Exposure, Water, Humidity, Soil, and Feeding.
These five factors all come into play when fostering a houseplant and each plant has its own set of rules. By choosing an easier plant to begin with, your chance of success increases. More often than not, large commercial growers will include an informative tag on their houseplants to assist you in determining its basic care once you get it home from the store.
Some plants love tons of light. Others can thrive in the darkest corner of your home. Your plant will respond to its placement in your home in a week or so, letting you know if it’s happy or not. Try putting your plants in different locations and check back in a week to see if they need to be moved, or if they are just find where they are.
Keep this in mind as you care for your houseplant: more houseplants die from overwatering than from any other reason. When in doubt, wait one more day before watering and do a quick finger check. If the soil is damp when you press your finger about an inch into it, do not water the plant. Go back in a couple of days and repeat the finger check. It’s preferable to dry out your houseplants slightly between waterings. And guess what? The plant will actually let you know when it’s thirsty. Droopy foliage? Water immediately and completely! When you do water your plant, make sure to keep watering until it drains out of the bottom of the pot.
All houseplants enjoy a more humid environment. Kitchens and bathrooms tend to be the most naturally humid rooms in the house because of running water and escaping steam but there are ways to “fake” humidity in other areas of your home. Plants can be grouped together in a larger planter with moist sphagnum moss to increase humidity. You can also arrange individual pots in a shallow, metal tray, making sure that the bases of the pots are touching water at all times. Purchase a spray bottle and douse the leaves of your plants often with water. This increases the humidity and also keeps the foliage clean and healthy.
What your plant lives in is also critical to its success. If you have the time and the inclination you can develop your own mixture of potting soil. Your local garden center will have just the right blend for your type of houseplant, don’t be afraid to ask questions.
Feeding your houseplant is necessary as the roots are not able to venture through the soil on their own to seek nutrients needed for healthy growth. Plants will need to be fed every two weeks with some type of fertilizer and most houseplant aficionados prefer liquid formulations for their ease of use.
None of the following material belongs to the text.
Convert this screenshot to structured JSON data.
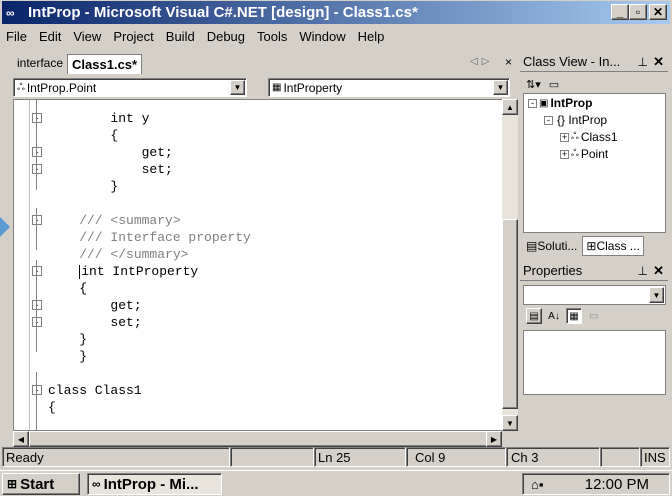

One thing to take into consideration is that although houseplants reside indoors, they still respond to the seasons. Because of this, you will want to withhold feeding during the late fall and winter months and resume again once the thaw of spring presents itself.
If you are new to keeping houseplants, there are several to begin with and grow your confidence. All of the below are extremely difficult to kill. Start out with one of these and you will be on your way to a healthier home environment:
- Golden Pothos Vine
- Spider Plant
- Snake plant (also known as Mother In-Law’s Tongue)
- Dracaena Species
- Succulents and Cacti
- Lucky Bamboo
If you have pets, you need to be aware of the plants that may be toxic to them. To find the most accurate information based on the type of pet you have, please go to the American Society for the Prevention of Cruelty to Animals website.